Search the data below for the word "Digital" and report how many lines contain it, with no added words.

*** Begin section ***

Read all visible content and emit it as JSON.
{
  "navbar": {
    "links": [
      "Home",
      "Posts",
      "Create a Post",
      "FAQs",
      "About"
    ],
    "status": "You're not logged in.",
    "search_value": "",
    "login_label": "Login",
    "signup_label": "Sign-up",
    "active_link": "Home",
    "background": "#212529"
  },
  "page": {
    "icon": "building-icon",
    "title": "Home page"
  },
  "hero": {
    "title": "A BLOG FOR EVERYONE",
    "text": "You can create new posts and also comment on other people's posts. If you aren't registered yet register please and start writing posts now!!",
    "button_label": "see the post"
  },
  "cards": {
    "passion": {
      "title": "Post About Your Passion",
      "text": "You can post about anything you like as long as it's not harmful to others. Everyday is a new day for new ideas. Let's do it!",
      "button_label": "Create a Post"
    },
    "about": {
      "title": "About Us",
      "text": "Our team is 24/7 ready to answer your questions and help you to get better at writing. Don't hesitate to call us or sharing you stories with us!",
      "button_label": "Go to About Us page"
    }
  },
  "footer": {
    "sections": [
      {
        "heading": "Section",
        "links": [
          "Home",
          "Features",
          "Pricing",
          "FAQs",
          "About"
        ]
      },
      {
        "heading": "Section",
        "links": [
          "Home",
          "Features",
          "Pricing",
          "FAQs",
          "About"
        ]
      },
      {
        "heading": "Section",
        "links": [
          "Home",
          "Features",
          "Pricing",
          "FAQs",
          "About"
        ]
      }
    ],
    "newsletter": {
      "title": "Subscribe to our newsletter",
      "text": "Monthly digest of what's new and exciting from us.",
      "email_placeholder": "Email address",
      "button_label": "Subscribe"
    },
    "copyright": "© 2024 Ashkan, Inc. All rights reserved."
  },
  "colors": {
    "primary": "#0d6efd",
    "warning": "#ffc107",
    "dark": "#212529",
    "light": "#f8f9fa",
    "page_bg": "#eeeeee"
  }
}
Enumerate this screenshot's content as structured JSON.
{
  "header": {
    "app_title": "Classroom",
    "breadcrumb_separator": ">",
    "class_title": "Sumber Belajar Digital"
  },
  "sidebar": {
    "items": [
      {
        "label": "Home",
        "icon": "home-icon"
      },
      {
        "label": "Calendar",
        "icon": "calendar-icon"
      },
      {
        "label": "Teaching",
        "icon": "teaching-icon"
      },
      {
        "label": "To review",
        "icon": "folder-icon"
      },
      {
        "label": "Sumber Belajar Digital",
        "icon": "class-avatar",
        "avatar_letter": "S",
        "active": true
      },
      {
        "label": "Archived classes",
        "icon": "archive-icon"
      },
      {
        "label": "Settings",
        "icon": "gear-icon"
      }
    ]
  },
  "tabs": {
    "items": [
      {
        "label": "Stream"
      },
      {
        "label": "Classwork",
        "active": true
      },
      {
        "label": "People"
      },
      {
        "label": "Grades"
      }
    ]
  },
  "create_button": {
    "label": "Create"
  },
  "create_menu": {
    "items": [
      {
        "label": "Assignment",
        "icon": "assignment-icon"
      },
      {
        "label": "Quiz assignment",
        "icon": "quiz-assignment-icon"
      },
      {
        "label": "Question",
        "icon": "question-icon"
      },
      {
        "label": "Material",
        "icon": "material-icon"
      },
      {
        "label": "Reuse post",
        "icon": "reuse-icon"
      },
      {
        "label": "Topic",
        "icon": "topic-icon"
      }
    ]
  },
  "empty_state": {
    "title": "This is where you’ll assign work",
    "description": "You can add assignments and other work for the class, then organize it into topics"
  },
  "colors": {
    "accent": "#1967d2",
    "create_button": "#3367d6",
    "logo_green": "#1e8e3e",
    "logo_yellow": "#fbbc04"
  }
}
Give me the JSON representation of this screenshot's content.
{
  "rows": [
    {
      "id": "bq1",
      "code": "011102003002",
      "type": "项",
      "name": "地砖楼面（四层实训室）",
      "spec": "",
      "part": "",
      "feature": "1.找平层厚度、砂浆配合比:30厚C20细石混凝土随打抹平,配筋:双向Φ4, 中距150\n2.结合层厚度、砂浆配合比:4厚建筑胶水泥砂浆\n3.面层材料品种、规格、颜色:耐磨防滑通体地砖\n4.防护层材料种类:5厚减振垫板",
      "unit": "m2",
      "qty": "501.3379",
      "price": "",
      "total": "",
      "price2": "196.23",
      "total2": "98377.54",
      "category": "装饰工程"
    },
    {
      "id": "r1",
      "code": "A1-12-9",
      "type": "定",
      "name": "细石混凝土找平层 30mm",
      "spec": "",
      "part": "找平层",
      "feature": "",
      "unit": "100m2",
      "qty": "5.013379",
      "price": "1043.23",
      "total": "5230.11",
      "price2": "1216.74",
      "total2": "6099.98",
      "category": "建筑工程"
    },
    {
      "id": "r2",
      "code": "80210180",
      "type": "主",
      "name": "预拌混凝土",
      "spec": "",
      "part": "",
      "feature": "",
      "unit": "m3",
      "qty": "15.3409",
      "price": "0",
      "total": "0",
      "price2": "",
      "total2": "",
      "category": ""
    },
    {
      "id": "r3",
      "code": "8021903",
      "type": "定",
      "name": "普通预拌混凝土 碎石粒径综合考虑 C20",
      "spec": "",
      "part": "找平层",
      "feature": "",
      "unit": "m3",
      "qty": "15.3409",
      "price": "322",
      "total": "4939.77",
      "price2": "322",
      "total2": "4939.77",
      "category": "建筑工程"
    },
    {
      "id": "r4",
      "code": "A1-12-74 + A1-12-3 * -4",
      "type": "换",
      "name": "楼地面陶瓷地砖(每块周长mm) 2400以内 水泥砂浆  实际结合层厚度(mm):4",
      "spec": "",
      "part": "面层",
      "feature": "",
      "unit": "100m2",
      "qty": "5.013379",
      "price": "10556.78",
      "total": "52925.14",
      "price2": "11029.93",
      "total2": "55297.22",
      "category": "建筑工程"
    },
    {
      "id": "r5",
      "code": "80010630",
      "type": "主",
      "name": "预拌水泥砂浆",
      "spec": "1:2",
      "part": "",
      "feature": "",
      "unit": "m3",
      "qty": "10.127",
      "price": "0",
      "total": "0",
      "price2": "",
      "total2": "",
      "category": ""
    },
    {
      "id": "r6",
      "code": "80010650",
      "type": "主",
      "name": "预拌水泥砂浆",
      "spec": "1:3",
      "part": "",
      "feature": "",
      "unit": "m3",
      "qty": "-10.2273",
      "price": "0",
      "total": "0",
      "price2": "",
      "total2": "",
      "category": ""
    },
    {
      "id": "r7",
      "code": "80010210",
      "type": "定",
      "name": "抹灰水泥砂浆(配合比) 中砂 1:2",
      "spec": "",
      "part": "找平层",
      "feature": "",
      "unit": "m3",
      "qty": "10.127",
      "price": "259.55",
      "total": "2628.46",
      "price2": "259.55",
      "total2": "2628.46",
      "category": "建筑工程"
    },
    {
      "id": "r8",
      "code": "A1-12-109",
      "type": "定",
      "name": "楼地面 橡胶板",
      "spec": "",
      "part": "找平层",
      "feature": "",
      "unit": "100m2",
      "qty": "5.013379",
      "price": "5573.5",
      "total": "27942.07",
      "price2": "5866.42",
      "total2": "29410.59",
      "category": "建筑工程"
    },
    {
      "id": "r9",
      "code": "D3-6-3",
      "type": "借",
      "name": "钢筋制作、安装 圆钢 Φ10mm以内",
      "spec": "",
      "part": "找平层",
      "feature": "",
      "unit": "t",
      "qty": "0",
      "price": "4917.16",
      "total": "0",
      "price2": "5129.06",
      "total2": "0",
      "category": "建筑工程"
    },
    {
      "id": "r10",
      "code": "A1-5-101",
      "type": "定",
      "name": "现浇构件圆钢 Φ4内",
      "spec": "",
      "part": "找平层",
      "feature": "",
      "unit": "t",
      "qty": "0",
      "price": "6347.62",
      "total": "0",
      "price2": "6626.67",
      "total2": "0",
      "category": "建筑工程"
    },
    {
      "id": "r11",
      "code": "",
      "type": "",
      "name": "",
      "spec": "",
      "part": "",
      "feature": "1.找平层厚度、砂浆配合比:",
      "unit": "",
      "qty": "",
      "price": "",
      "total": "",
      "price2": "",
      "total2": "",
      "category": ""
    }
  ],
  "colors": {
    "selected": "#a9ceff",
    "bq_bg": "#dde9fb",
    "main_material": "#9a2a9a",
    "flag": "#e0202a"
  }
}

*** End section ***

_Reply_: 2